13 June 2020
A Moment to Reflect -41
Two, or three, final pieces of (seemingly contradictory) ursine advice for now, but I’m sure we’ll return to the wisdom of Winnie-the-Pooh at a later date.
“I always get to where I’m going by walking away from where I have been.” ― A. A. Milne
“Sometimes, when I’m going somewhere, I wait. And then somewhere comes to me.” ― A. A. Milne
I think what I like most about A. A. Milne’s storytelling (particularly through the character of Pooh) is his ability to state profound spiritual realities in simple but poetically rhythmic language. Nearly always, what Pooh says is blindingly obvious yet is exactly the kind of truth that we often fail to see, or forget, or ignore.
It is ‘blindingly obvious,’ for example, that if you want to get to somewhere else you have to leave where you are at the moment—and yet we all know that moving on, and leaving behind something with which we have grown so comfortable, is never easy. Walking away can be very hard.
The current crises (epidemic and economic) have created times of great uncertainty. I guess most of us simply long to go back to everything as it was before: but that is almost certainly not going to happen. How do we move on?
And then we come to the apparent contradiction… although walking away is essential: so too are moments of waiting.
Only if you are absolutely sure of your destination (and your route) from the very beginning of your journey can you go on without stopping. Most of the time in the journey of life we have to stop periodically —to take our bearings, to pause and to look back on where we’ve been, and how far we’ve travelled. Occasionally then, in the very moment of resting, we realise that the ‘somewhere’ we were looking for has in fact come to us. [Especially if that ‘somewhere’ is joy or peace.]

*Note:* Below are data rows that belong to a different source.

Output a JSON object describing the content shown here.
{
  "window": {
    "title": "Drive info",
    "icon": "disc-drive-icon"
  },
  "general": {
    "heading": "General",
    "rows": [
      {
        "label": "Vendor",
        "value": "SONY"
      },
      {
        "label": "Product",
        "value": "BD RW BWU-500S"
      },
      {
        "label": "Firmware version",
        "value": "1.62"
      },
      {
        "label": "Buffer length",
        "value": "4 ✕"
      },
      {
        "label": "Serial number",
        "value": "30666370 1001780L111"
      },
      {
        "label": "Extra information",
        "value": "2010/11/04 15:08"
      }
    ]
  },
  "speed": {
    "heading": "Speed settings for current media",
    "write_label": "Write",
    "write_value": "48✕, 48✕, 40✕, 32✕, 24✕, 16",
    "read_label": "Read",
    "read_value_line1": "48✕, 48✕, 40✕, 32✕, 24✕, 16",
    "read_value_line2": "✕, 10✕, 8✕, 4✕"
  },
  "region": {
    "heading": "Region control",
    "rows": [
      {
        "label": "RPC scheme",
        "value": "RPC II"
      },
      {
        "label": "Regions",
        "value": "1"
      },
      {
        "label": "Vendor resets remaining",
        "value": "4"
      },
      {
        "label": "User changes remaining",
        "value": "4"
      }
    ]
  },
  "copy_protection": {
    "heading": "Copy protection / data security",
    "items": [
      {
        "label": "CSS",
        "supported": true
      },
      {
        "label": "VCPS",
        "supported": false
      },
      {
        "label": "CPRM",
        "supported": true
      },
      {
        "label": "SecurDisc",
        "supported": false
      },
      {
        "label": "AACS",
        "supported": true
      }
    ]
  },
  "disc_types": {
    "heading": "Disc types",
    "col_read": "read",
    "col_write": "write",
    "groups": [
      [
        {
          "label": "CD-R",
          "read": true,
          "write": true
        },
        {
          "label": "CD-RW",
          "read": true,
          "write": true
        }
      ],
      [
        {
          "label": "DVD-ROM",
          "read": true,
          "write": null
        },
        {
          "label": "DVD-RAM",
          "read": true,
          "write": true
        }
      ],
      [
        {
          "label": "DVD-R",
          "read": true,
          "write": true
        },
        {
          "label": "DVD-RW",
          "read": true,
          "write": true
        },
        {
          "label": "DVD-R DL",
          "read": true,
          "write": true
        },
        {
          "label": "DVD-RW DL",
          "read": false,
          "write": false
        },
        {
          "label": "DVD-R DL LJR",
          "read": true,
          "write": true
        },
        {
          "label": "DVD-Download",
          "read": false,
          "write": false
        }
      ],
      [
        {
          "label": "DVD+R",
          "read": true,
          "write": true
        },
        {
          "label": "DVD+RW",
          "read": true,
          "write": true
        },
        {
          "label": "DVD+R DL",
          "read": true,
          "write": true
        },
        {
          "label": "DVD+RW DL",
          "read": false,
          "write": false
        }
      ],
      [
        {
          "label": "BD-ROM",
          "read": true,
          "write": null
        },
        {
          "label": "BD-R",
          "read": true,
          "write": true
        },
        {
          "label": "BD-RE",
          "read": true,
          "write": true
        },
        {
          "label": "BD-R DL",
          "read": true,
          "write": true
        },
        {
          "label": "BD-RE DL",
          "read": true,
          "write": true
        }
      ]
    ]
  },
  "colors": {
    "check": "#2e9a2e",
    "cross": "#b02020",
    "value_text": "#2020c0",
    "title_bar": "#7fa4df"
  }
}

If not, it is time to move on again, remembering yet another piece of Pooh’s travelling advice:
“I must go forward where I have never been instead of backwards where I have” ― A. A. Milne